ANCHORAGE, Alaska—NASA has now assembled the first color, panorama of Gale Crater, seen through the eyes of its newest, most sophisticated Mars Rover, "Curiosity".
The stunning color photo, composed from a large number of individual images (electronically pasted together like a jigsaw puzzle) shows a surprisingly earthlike scene. The Curiosity Landing Site looks very much like the rusted red deserts of Utah.
Now scientists at NASA's Jet Propulsion Laboratory, in Pasadena California, are busy performomg a "brain transplant". It's that "transplant" that will allow Curiosity to start driving around on the surface. The plan is to replace the flight software with roving software.
The process is slow, but Curiosity is a new kind of Rover. It didn't ride aboard an accompanying descent platform. It landed right on its own wheels. The choice meant less complicated hardware for the rover, but more complicated software.
Meanwhile, University of Alaska Anchorage scientists are watching the mission with great interest. They're working under a $1 million grant from NASA, studying cold weather microorganisms that might survive on Mars.

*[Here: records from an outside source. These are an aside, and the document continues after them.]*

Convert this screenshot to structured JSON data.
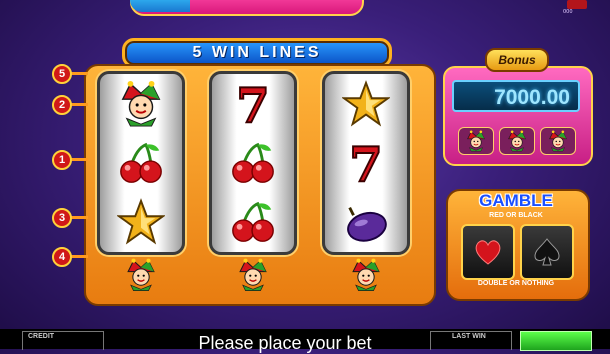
{
  "banner": {
    "title": "5 WIN LINES"
  },
  "paylines": {
    "markers": [
      "5",
      "2",
      "1",
      "3",
      "4"
    ]
  },
  "reels": [
    {
      "symbols": [
        "jester",
        "cherries",
        "star"
      ],
      "bottom": "jester"
    },
    {
      "symbols": [
        "seven",
        "cherries",
        "cherries"
      ],
      "bottom": "jester"
    },
    {
      "symbols": [
        "star",
        "seven",
        "plum"
      ],
      "bottom": "jester"
    }
  ],
  "symbol_glyphs": {
    "seven": "7"
  },
  "bonus": {
    "label": "Bonus",
    "amount": "7000.00"
  },
  "gamble": {
    "title": "GAMBLE",
    "subtitle": "RED OR BLACK",
    "footer": "DOUBLE OR NOTHING"
  },
  "bottom_bar": {
    "credit_label": "CREDIT",
    "message": "Please place your bet",
    "last_win_label": "LAST WIN"
  },
  "colors": {
    "accent": "#ffb21f",
    "background": "#3a1f7a",
    "display_text": "#9fe6ff"
  }
}
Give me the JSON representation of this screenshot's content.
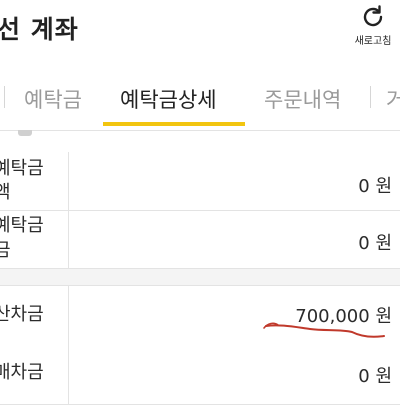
{
  "header": {
    "title": "선 계좌",
    "refresh_label": "새로고침",
    "refresh_icon": "refresh-icon"
  },
  "tabs": [
    {
      "label": "예탁금",
      "active": false
    },
    {
      "label": "예탁금상세",
      "active": true
    },
    {
      "label": "주문내역",
      "active": false
    },
    {
      "label": "거",
      "active": false
    }
  ],
  "rows": [
    {
      "label_line1": "예탁금",
      "label_line2": "액",
      "value": "0 원"
    },
    {
      "label_line1": "예탁금",
      "label_line2": "금",
      "value": "0 원"
    },
    {
      "label_line1": "산차금",
      "value": "700,000 원"
    },
    {
      "label_line1": "매차금",
      "value": "0 원"
    }
  ],
  "colors": {
    "accent": "#f2c50f",
    "handwritten_mark": "#c0392b"
  }
}
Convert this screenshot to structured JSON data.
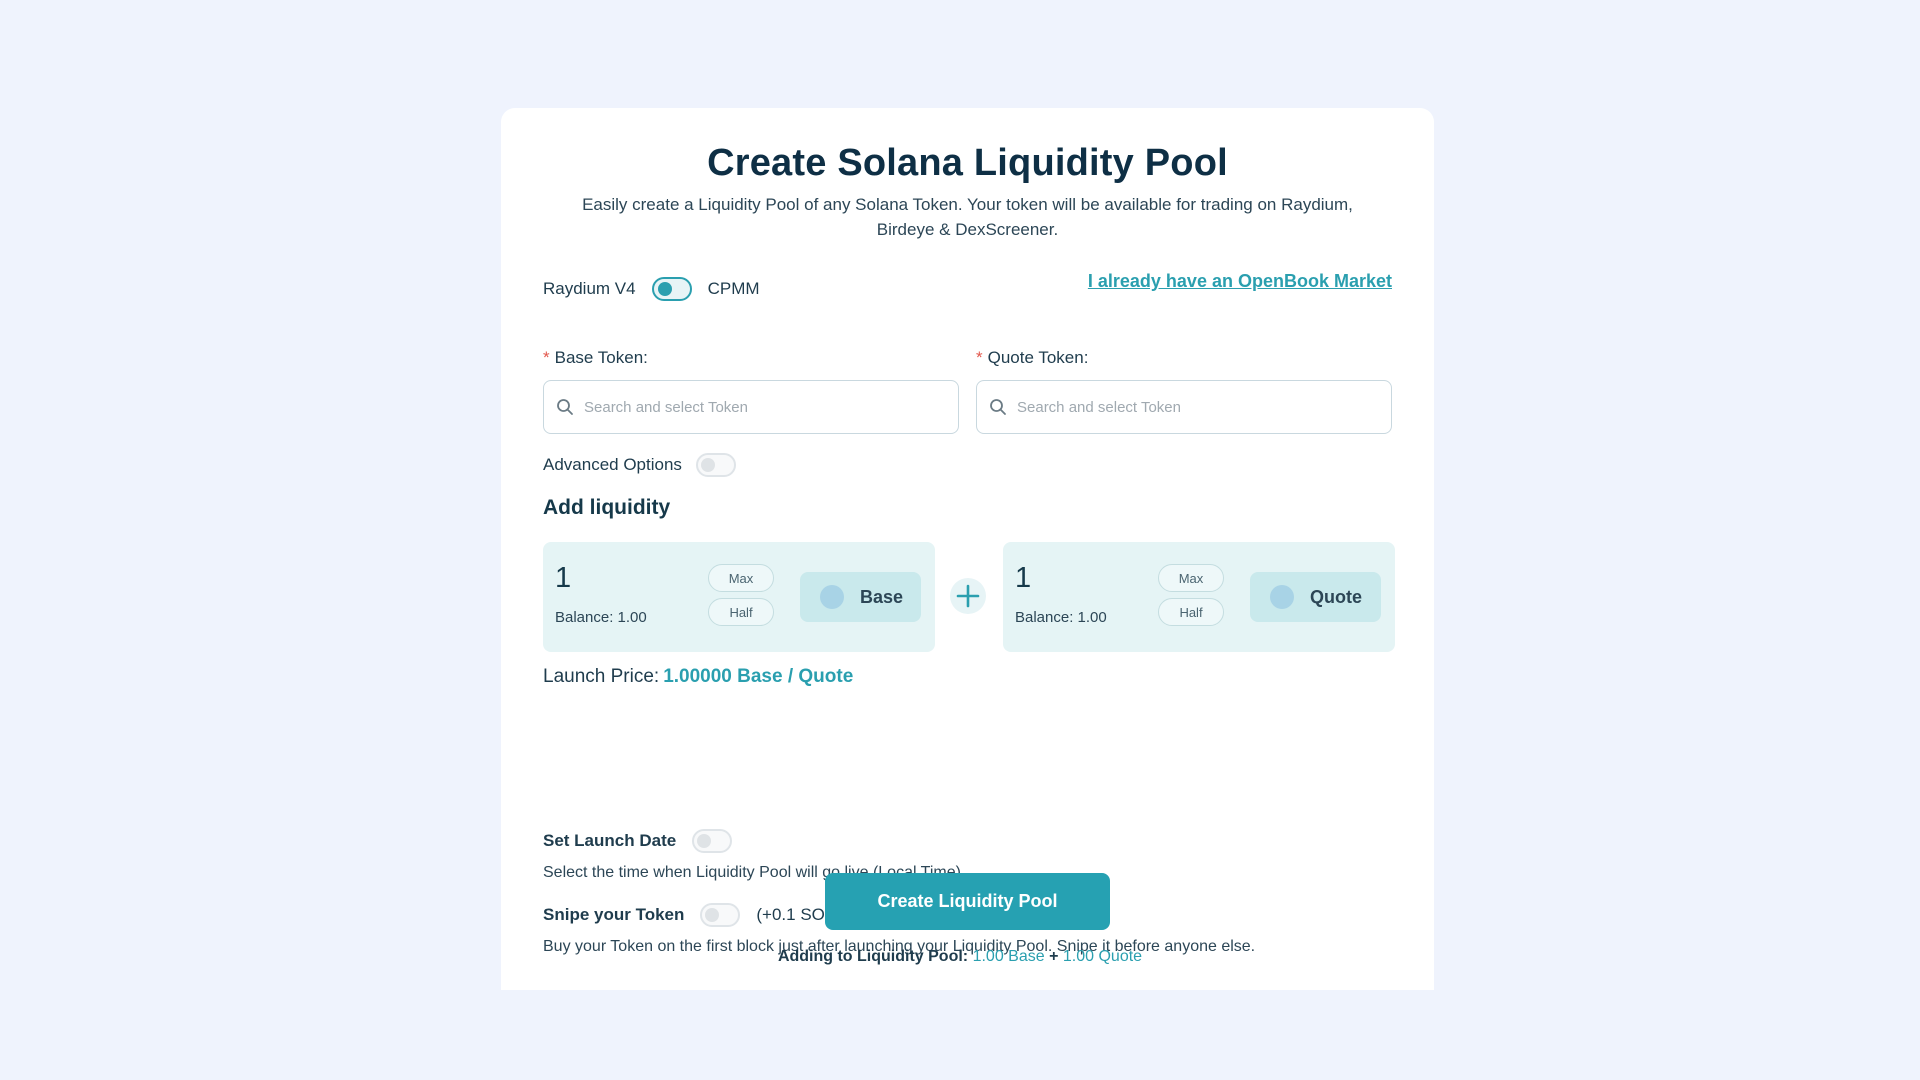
{
  "header": {
    "title": "Create Solana Liquidity Pool",
    "subtitle_line1": "Easily create a Liquidity Pool of any Solana Token. Your token will be available for trading on Raydium,",
    "subtitle_line2": "Birdeye & DexScreener."
  },
  "pool_type": {
    "left_label": "Raydium V4",
    "right_label": "CPMM",
    "toggle_on": true
  },
  "openbook_link": "I already have an OpenBook Market",
  "base_token": {
    "required_mark": "*",
    "label": "Base Token:",
    "placeholder": "Search and select Token"
  },
  "quote_token": {
    "required_mark": "*",
    "label": "Quote Token:",
    "placeholder": "Search and select Token"
  },
  "advanced": {
    "label": "Advanced Options",
    "enabled": false
  },
  "add_liquidity": {
    "title": "Add liquidity",
    "base": {
      "amount": "1",
      "balance": "Balance: 1.00",
      "max": "Max",
      "half": "Half",
      "token": "Base"
    },
    "quote": {
      "amount": "1",
      "balance": "Balance: 1.00",
      "max": "Max",
      "half": "Half",
      "token": "Quote"
    },
    "plus": "+"
  },
  "launch_price": {
    "label": "Launch Price:",
    "value": "1.00000 Base / Quote"
  },
  "launch_date": {
    "label": "Set Launch Date",
    "enabled": false,
    "help": "Select the time when Liquidity Pool will go live (Local Time)"
  },
  "snipe": {
    "label": "Snipe your Token",
    "enabled": false,
    "cost": "(+0.1 SOL)",
    "help": "Buy your Token on the first block just after launching your Liquidity Pool. Snipe it before anyone else."
  },
  "create_button": "Create Liquidity Pool",
  "summary": {
    "prefix": "Adding to Liquidity Pool:",
    "base": "1.00 Base",
    "plus": "+",
    "quote": "1.00 Quote"
  },
  "colors": {
    "accent": "#2a9faf",
    "background": "#eff3fd",
    "card": "#ffffff",
    "required": "#e2574c"
  }
}
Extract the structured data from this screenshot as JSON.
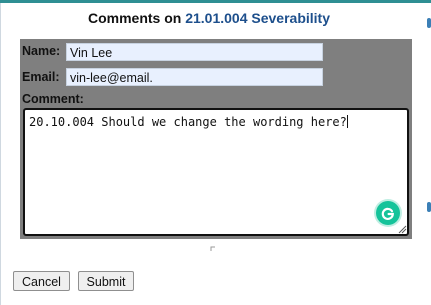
{
  "dialog": {
    "title_prefix": "Comments on ",
    "title_link": "21.01.004 Severability"
  },
  "form": {
    "name_label": "Name:",
    "name_value": "Vin Lee",
    "email_label": "Email:",
    "email_value": "vin-lee@email.",
    "comment_label": "Comment:",
    "comment_text": "20.10.004 Should we change the wording here?"
  },
  "buttons": {
    "cancel_label": "Cancel",
    "submit_label": "Submit"
  },
  "icons": {
    "grammarly": "grammarly-icon",
    "resize": "resize-grip-icon",
    "drag": "drag-handle-icon"
  },
  "colors": {
    "accent_bar": "#2f8f93",
    "link": "#1d4f8c",
    "panel": "#7f7f7f",
    "grammarly": "#15c39a"
  }
}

Earlier this summer, they actually discovered a new species of cold-weather bacteria -- one that was living on the Matanuska Glacier right here in Alaska. It's of the same genus as a bacterium that lives in Antarctica. And what's interesting about it is that it can survive both extreme cold and extreme radiation. It's the kind of organism that could have survived on Mars -- billions of years ago -- when the planet was warmer and wetter than it is today.
The U.A.A research is part of NASA's effort to answer a question as old as humanity itself:
Are we alone on the universe?
As exciting as all this research is, it's hard to imagine that life exists on Mars right now. Its surface air pressure is less than 1 percent of earth's. To you and I, that's pretty much a vacuum. We'd die in seconds -- or at most, minutes -- if left unprotected on the surface of the Red Planet.
But at one point in the distant past, Mars must have had an atmosphere thick enough to support a vast, liquid ocean on its surface.
According to the PBS Science program "Nova", orbiting spacecraft now discovered so much subsurface ice on Mars that -- if you melted it it all -- the planet would have a worldwide ocean 80 feet thick!
But to have an ocean, you must first have a substantial atmosphere.
Thus the question:
Where did an atmosphere -- thick enough to support an ocean on Mars -- come from?
To answer that question, we have to look at Earth -- and "the Earth-Moon" System.
Unlike Earth, Mars does not have a large moon. And that's important. Research in recent decades has indicated that you and I probably owe our very existence to the Moon.
That's because Earth's moon -- the biggest moon in proportion to its mother planet of any in the solar system -- acts like a 'stabilizer' for the spinning Earth. Lunar gravity keeps Earth pointing 'upright', at a 23.5 degree angle to the sun.
That allows our planet to enjoy a stable climate for long periods of time.